It also put the blame on itself for failing to effectively and efficiently perform its oversight role which would have detected the deplorable and appalling situation at the college and then raised an alarm prior to President Goodluck Jonathan’s visit.
The Chairman, Senate Committee on Public Accounts, Senator Ahmed Ibrahim Lawan (ANPP, Yobe North) told journalists in Abuja yesterday that the Senate had completed arrangements to summon the Police authorities to explain how funds appropriated to the college were spent.
He added that the investigation of the committee would however go beyond the Police College, Ikeja, with a view to finding a lasting solution to the rot in the entire system.
Lawan, who could not state the exact amounts appropriated to the college, however said that it was clear from the visit of the president that some agencies of the government were not living up to expectations.
“The public accounts committee has already taken some steps to ensure that the police authorities appear before the committee to explain the utilisation of the funds appropriated particularly to the college. But we are also expanding beyond the college because this is a sign that all is not okay with the police organisation.
“I want to hope that the rot will stop with the police college. But if in the course of our investigation we discover that it is more than the college and that some organisations within the police are facing the same thing, then we have to take very serious action.”
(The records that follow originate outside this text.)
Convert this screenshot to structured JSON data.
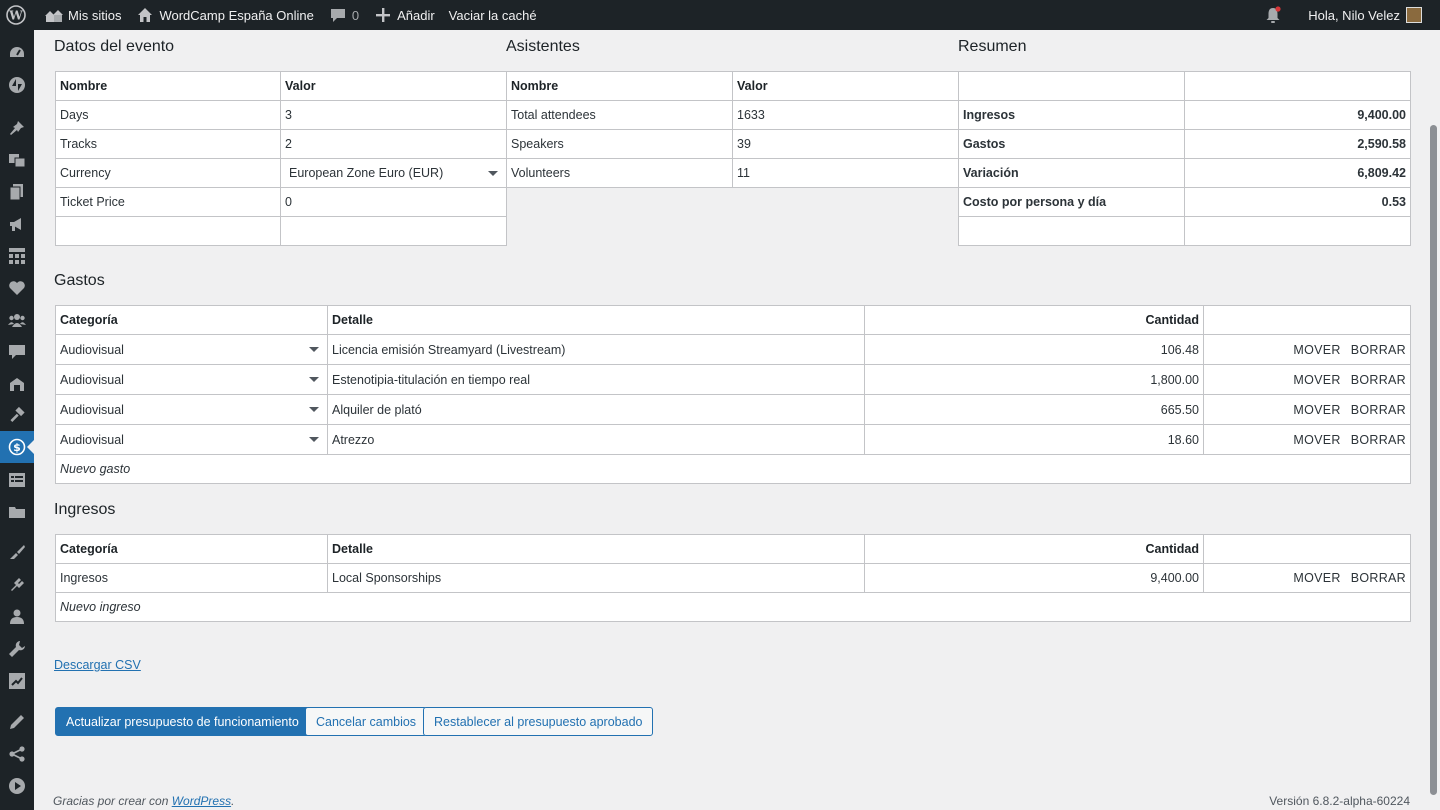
{
  "adminbar": {
    "my_sites": "Mis sitios",
    "site_name": "WordCamp España Online",
    "comments_count": "0",
    "add_new": "Añadir",
    "clear_cache": "Vaciar la caché",
    "greeting": "Hola, Nilo Velez"
  },
  "event": {
    "title": "Datos del evento",
    "col_name": "Nombre",
    "col_value": "Valor",
    "rows": [
      {
        "name": "Days",
        "value": "3"
      },
      {
        "name": "Tracks",
        "value": "2"
      },
      {
        "name": "Currency",
        "value": "European Zone Euro (EUR)"
      },
      {
        "name": "Ticket Price",
        "value": "0"
      }
    ]
  },
  "attendees": {
    "title": "Asistentes",
    "col_name": "Nombre",
    "col_value": "Valor",
    "rows": [
      {
        "name": "Total attendees",
        "value": "1633"
      },
      {
        "name": "Speakers",
        "value": "39"
      },
      {
        "name": "Volunteers",
        "value": "11"
      }
    ]
  },
  "summary": {
    "title": "Resumen",
    "rows": [
      {
        "name": "Ingresos",
        "value": "9,400.00"
      },
      {
        "name": "Gastos",
        "value": "2,590.58"
      },
      {
        "name": "Variación",
        "value": "6,809.42"
      },
      {
        "name": "Costo por persona y día",
        "value": "0.53"
      }
    ]
  },
  "expenses": {
    "title": "Gastos",
    "col_category": "Categoría",
    "col_detail": "Detalle",
    "col_amount": "Cantidad",
    "move_label": "MOVER",
    "delete_label": "BORRAR",
    "new_placeholder": "Nuevo gasto",
    "rows": [
      {
        "category": "Audiovisual",
        "detail": "Licencia emisión Streamyard (Livestream)",
        "amount": "106.48"
      },
      {
        "category": "Audiovisual",
        "detail": "Estenotipia-titulación en tiempo real",
        "amount": "1,800.00"
      },
      {
        "category": "Audiovisual",
        "detail": "Alquiler de plató",
        "amount": "665.50"
      },
      {
        "category": "Audiovisual",
        "detail": "Atrezzo",
        "amount": "18.60"
      }
    ]
  },
  "income": {
    "title": "Ingresos",
    "col_category": "Categoría",
    "col_detail": "Detalle",
    "col_amount": "Cantidad",
    "move_label": "MOVER",
    "delete_label": "BORRAR",
    "new_placeholder": "Nuevo ingreso",
    "rows": [
      {
        "category": "Ingresos",
        "detail": "Local Sponsorships",
        "amount": "9,400.00"
      }
    ]
  },
  "actions": {
    "download_csv": "Descargar CSV",
    "update": "Actualizar presupuesto de funcionamiento",
    "cancel": "Cancelar cambios",
    "reset": "Restablecer al presupuesto aprobado"
  },
  "footer": {
    "thanks_prefix": "Gracias por crear con ",
    "thanks_link": "WordPress",
    "thanks_suffix": ".",
    "version": "Versión 6.8.2-alpha-60224"
  },
  "colors": {
    "admin_bar": "#1d2327",
    "accent": "#2271b1",
    "background": "#f0f0f1"
  }
}
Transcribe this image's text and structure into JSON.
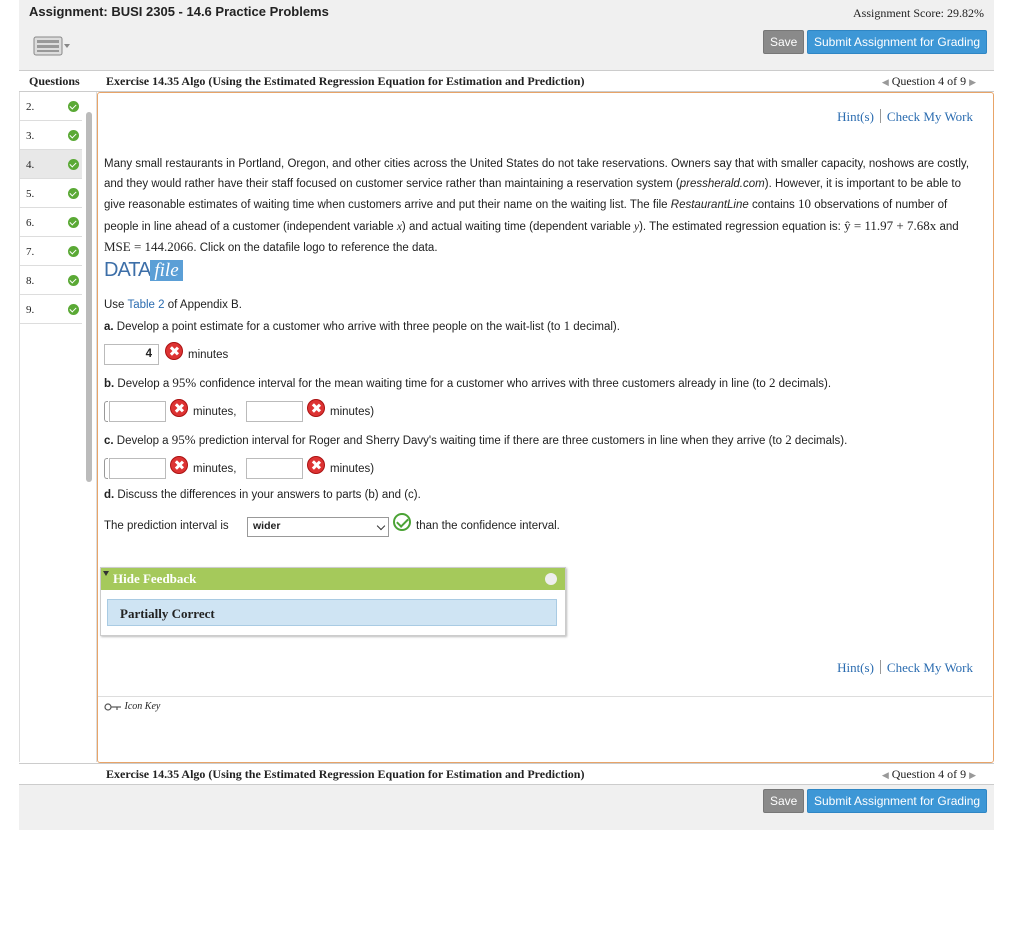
{
  "header": {
    "assignment_title": "Assignment: BUSI 2305 - 14.6 Practice Problems",
    "assignment_score": "Assignment Score: 29.82%",
    "save_label": "Save",
    "submit_label": "Submit Assignment for Grading"
  },
  "nav": {
    "questions_label": "Questions",
    "exercise_title": "Exercise 14.35 Algo (Using the Estimated Regression Equation for Estimation and Prediction)",
    "question_position": "Question 4 of 9"
  },
  "sidebar": {
    "items": [
      {
        "label": "2."
      },
      {
        "label": "3."
      },
      {
        "label": "4."
      },
      {
        "label": "5."
      },
      {
        "label": "6."
      },
      {
        "label": "7."
      },
      {
        "label": "8."
      },
      {
        "label": "9."
      }
    ]
  },
  "links": {
    "hints": "Hint(s)",
    "check": "Check My Work"
  },
  "problem": {
    "intro_1": "Many small restaurants in Portland, Oregon, and other cities across the United States do not take reservations. Owners say that with smaller capacity, noshows are costly, and they would rather have their staff focused on customer service rather than maintaining a reservation system (",
    "source": "pressherald.com",
    "intro_2": "). However, it is important to be able to give reasonable estimates of waiting time when customers arrive and put their name on the waiting list. The file ",
    "file_name": "RestaurantLine",
    "intro_3": " contains ",
    "obs": "10",
    "intro_4": " observations of number of people in line ahead of a customer (independent variable ",
    "var_x": "x",
    "intro_5": ") and actual waiting time (dependent variable ",
    "var_y": "y",
    "intro_6": "). The estimated regression equation is: ",
    "equation": "ŷ = 11.97 + 7.68x",
    "intro_7": " and ",
    "mse": "MSE = 144.2066",
    "intro_8": ". Click on the datafile logo to reference the data.",
    "datafile_a": "DATA",
    "datafile_b": "file",
    "use_a": "Use ",
    "table_link": "Table 2",
    "use_b": " of Appendix B.",
    "part_a_label": "a.",
    "part_a_text": " Develop a point estimate for a customer who arrive with three people on the wait-list (to ",
    "part_a_digits": "1",
    "part_a_end": " decimal).",
    "part_a_value": "4",
    "minutes": "minutes",
    "minutes_comma": "minutes,",
    "minutes_paren": "minutes)",
    "part_b_label": "b.",
    "part_b_text": " Develop a ",
    "part_b_pct": "95%",
    "part_b_rest": " confidence interval for the mean waiting time for a customer who arrives with three customers already in line (to ",
    "part_b_digits": "2",
    "part_b_end": " decimals).",
    "part_c_label": "c.",
    "part_c_text": " Develop a ",
    "part_c_pct": "95%",
    "part_c_rest": " prediction interval for Roger and Sherry Davy's waiting time if there are three customers in line when they arrive (to ",
    "part_c_digits": "2",
    "part_c_end": " decimals).",
    "part_d_label": "d.",
    "part_d_text": " Discuss the differences in your answers to parts (b) and (c).",
    "pred_a": "The prediction interval is",
    "select_value": "wider",
    "pred_b": "than the confidence interval."
  },
  "feedback": {
    "hide_label": "Hide Feedback",
    "status": "Partially Correct"
  },
  "icon_key": "Icon Key",
  "colors": {
    "accent": "#3d97d6",
    "correct": "#5aa935",
    "incorrect": "#d33333",
    "frame": "#e8a468"
  }
}
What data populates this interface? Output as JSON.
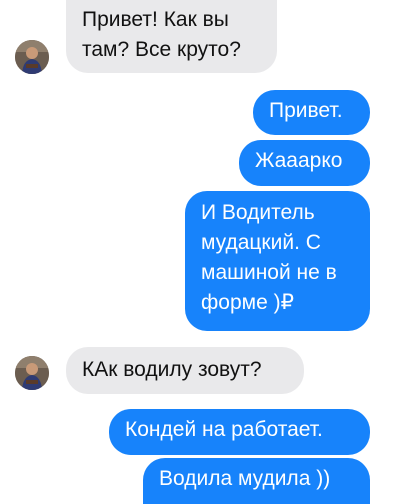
{
  "conversation": {
    "messages": [
      {
        "sender": "contact",
        "text": "Привет! Как вы\nтам? Все круто?"
      },
      {
        "sender": "me",
        "text": "Привет."
      },
      {
        "sender": "me",
        "text": "Жааарко"
      },
      {
        "sender": "me",
        "text": "И Водитель\nмудацкий. С\nмашиной не в\nформе )₽"
      },
      {
        "sender": "contact",
        "text": "КАк водилу зовут?"
      },
      {
        "sender": "me",
        "text": "Кондей на работает."
      },
      {
        "sender": "me",
        "text": "Водила мудила ))"
      }
    ]
  },
  "colors": {
    "outgoing_bubble": "#1783fb",
    "incoming_bubble": "#e9e9eb",
    "outgoing_text": "#ffffff",
    "incoming_text": "#111111"
  },
  "icons": {
    "avatar": "contact-avatar-photo"
  }
}
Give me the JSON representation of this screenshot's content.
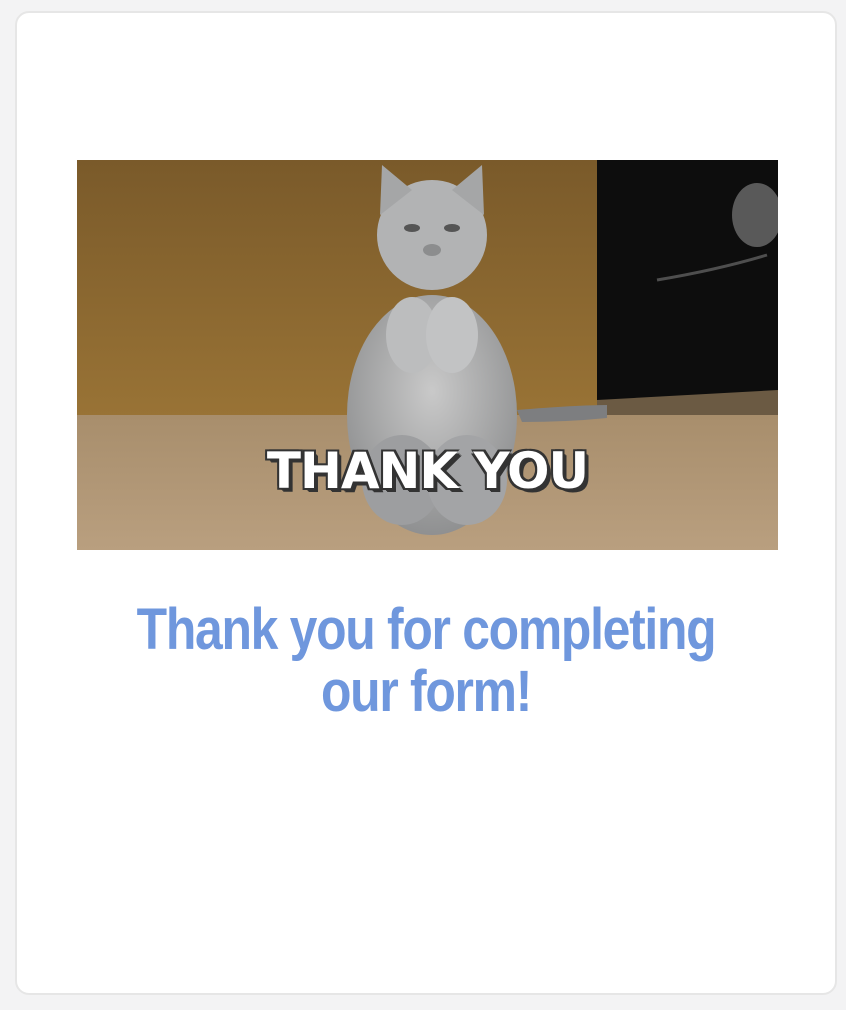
{
  "gif": {
    "caption": "THANK YOU",
    "subject": "cat-image"
  },
  "message": {
    "text": "Thank you for completing our form!",
    "color": "#6f97dd"
  }
}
He said that the first step was to determine if the funds appropriated were enough, and if they were not, they would like to know how efficiently and prudently the scarce resources were used.
“If, however, the funds were enough and someone failed to do his or her duty, we will surely recommend serious sanctions for whoever is responsible.”
Commenting on poor oversight by the National Assembly, Senator Lawan admitted that the legislature, especially the House and Senate committees on Police Affairs would have detected the rot in the college if they had done their jobs properly.
He also accused the Police Affairs Ministry and Police Service Commission of not doing a good job of supervising the college.
He said: ‘’These are people that are directly involved with them. So it is a responsibility that we share. But I believe that we are supposed to take the lead in the oversight process because this is our major work.
“We are supposed to be visiting institutions and organisations that have been appropriated public funds to ensure that the funds are utilised properly.
“So, this is an eye opener not only for the police affairs committees but for other committees. And the Senate President has consistently told us to ensure that we have oversight functions and programmes that would ensure that no public fund is put in another way or used in an imprudent manner.
He applauded the visit by President Jonathan and said more of such visits should be done as they show the trainees that the leaders are really concerned with what happens at their institutions.
When asked whether the probe will be as holistic as that of Bureau for Public Enterprise, BPE, Lawan said: “We did not do BPE investigation as a Public Accounts Committee. You would recall that the BPE assignment was an ad hoc assignment.
“This police issue is a public account assignment. What we will do is narrow down appropriations over the year to the police and see how much has been utilised and to what the revelation will be.
“But I don’t think we will begin to investigate the police from 1999 till date. We will focus on the budget. You would recall that BPE was a total investigation and everything was involved. But with the police, I don’t think that is where we are going.”